I've always enjoyed dancing and going clubbing. I've always been interested in electronic music. I would love more than anything to see my music mutate into something that would be played in clubs. For sure.
I really don't know anything about music, and it's no great experience for me. But I do think that music has a purifying element.
Music is not sound. Music is using sound to organize emotions in time.
When I say hip-hoppers, I mean black, white, Asian, Latino, Chicano, everybody. Everybody. Hip-hop has united all races. Hip-hop has formed a platform for all people, religions, and occupations to meet on something. We all have a platform to meet on now, due to hip-hop. That, to me, is beyond music. That is just a brilliant, brilliant thing.
Hip is to know, it's a form of intelligence. To be hip is to be update and relevant. Hop is a form of movement, you can't just observe a hop, you gotta hop up and do it. Hip and hop is more than music Hip is the Knowledge, hop is the Movement. Hip and Hop is Intelligent movement
To me, that's the biggest problem with hip-hop today is the fact that everyone believes that all of hip-hop is rap music, and that, when you say "hip-hop," it's synonymous with rap. That when you say "hip-hop," you should be thinking about breakdancing, graffiti art, or MCing - which is the proper name for rap - DJing, beat-boxing, language, fashion, knowledge, trade.

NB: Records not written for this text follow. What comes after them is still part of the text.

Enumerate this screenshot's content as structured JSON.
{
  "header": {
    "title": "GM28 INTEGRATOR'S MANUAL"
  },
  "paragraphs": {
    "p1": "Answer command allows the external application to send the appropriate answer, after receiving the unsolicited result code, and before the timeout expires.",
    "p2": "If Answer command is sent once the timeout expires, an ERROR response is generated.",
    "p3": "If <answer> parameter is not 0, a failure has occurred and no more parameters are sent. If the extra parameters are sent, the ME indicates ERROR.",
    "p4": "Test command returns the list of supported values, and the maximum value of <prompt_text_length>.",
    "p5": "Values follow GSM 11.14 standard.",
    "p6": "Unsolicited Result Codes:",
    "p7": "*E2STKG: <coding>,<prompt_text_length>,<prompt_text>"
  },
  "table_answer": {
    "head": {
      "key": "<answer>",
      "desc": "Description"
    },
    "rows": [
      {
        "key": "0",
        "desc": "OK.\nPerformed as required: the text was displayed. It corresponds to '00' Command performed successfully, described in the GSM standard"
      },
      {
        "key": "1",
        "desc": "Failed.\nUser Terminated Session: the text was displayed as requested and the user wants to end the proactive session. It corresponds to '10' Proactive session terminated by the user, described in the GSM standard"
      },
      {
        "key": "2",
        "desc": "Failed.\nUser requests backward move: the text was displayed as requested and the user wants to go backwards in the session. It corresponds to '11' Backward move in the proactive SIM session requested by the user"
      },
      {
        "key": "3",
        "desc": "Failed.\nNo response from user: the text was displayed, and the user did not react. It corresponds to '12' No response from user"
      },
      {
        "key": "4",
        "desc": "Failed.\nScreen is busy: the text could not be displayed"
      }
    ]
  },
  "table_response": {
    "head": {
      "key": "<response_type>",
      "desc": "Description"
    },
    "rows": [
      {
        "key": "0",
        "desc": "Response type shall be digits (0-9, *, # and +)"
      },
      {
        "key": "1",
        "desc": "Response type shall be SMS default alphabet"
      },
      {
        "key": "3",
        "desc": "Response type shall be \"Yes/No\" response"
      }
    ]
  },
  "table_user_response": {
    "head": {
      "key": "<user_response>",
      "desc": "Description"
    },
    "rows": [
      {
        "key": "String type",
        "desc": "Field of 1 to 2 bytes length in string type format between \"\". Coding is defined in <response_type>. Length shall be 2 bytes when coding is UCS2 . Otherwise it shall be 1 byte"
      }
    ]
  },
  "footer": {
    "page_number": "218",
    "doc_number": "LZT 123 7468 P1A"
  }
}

You should be thinking about a culture when you say, "hip-hop.".
I think music should be free. I think all communication should be free. I think people should respect artists, and there should be a certain respect for artists who give their music away for free. If your music winds up on Napster and you approve of it, then the person downloading your music should at least go to your concert, should at least purchase your songs.
It's not that you don't make any money doing conscious rap music. You make a lot of money doing this, but if you're greedy and you're not satisfied with $500,000 a year, and you want $2 million a year, then you will suffer as a conscious rap artist.
If I were to critique myself - step out of KRS objectively and look at him - I would say that KRS has introduced the concept of being hip-hop, not just doing it. The concept of rap as something we do, while hip-hop is something we live. The concept of living a culture. Don't just look at hip-hop as rap music, see it as a culture.
There are a good number of people creating black metal and black metal inspired music in the northwest. Much of this music is radically noncommercial and exists only on a very local, private level.
I always wanted to make a cover album consisting of obscure psychedelic music from the 1960s - all re-shaped and customized, Ulver style.
People who just listen to music and are not a part of the creative community should realize that there is a lot of interaction between artists who have different styles.
The intersection of spiritual, dark music and radical ecology is quite natural.
I still absolutely love 'The Sound of Music' and anything with Julie Andrews in it.
I get uncomfortable in large groups of people and loud music.